“I was hired to move the office forward into a more proactive service provider in the public-safety area than what would be considered the traditional reactive security mode,” he said. “I think we’ve done that.”

Jay Kenton, vice president for Finance and Administration and Fowler’s boss, salutes his development of the public-safety operation.

“John’s impact on the professionalization of campus-public-safety services at PSU has been legendary,” Kenton said. “He took a security unit and transformed it into one of the best campus-public-safety units in the country, which has been a model for others to emulate. Needless to say, John will be dearly missed.”

Under his leadership, the office has received two community-oriented policing service awards from the city. He has built close relationships with Portland police and secured access to the police database. His office won a $225,000 community-oriented policing grant that enabled him to add three more staff positions.

He transitioned the office from student-operated dispatching service to a classified staff all certified as call-takers.

He introduced the blue light stations throughout campus, where the push of a red button connects the caller immediately to public safety emergency response.

He created the position of community resource officer, with Steve Coop filling in as the first in a rotating position. This fall, Renee Nylander is rotating into the assignment.

Fowler has maintained open relations with The Vanguard and other news media. His motto continues to be, “Bad news does not get better with time.”

Fowler feels he has dealt with a lot of serious issues on campus.

“We have had no murders, but we have had bodies,” he said. “We’ve had suicides, we’ve had people fall off the roof of the Ondine. We have had some very significant behavioral issues that we have responded to appropriately.”

More than 60 people, among them PSU President Daniel Bernstine and members of the Portland Police Bureau, honored Fowler with a farewell reception Sept. 12. Soto spoke for the Portland State officer force when he said, “He made us professional. We had a vision; he had a greater vision.
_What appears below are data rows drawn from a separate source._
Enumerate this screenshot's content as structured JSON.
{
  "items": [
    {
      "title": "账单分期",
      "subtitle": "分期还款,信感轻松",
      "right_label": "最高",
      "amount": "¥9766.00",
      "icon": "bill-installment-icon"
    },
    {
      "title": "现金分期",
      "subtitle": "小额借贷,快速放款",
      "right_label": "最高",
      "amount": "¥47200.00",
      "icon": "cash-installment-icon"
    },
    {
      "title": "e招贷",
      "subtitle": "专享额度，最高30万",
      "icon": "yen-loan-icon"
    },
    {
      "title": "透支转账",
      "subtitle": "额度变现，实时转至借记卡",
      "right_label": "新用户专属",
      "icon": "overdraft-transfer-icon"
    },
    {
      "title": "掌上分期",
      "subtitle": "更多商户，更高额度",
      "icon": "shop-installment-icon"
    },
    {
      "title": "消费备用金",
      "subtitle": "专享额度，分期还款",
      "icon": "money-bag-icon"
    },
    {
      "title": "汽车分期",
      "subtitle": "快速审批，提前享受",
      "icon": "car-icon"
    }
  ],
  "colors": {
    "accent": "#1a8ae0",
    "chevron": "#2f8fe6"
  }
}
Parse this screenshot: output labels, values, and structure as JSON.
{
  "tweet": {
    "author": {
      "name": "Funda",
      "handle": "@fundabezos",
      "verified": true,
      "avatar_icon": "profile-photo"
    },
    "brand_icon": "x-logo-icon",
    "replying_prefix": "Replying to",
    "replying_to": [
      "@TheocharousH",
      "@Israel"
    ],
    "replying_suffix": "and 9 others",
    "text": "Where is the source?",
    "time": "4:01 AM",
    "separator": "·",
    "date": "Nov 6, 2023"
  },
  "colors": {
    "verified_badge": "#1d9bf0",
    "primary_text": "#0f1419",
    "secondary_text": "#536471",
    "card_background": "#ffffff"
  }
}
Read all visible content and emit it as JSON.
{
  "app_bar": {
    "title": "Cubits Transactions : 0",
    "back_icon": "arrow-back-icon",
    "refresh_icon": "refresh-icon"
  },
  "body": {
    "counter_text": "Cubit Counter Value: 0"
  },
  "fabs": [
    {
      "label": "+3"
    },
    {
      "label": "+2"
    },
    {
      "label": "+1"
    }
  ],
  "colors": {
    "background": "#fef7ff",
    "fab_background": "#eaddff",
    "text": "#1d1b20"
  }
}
He empowered us. He enabled us.”

For all his dedication to duty, Fowler enjoys a lighter side of life.

“My wife says I have two mistresses,” he said. “One is my old car, which is a ’41 Plymouth that we have restored. The other is my golf game. Between my family, and work, and my golf game, and my old car, we stay pretty committed.”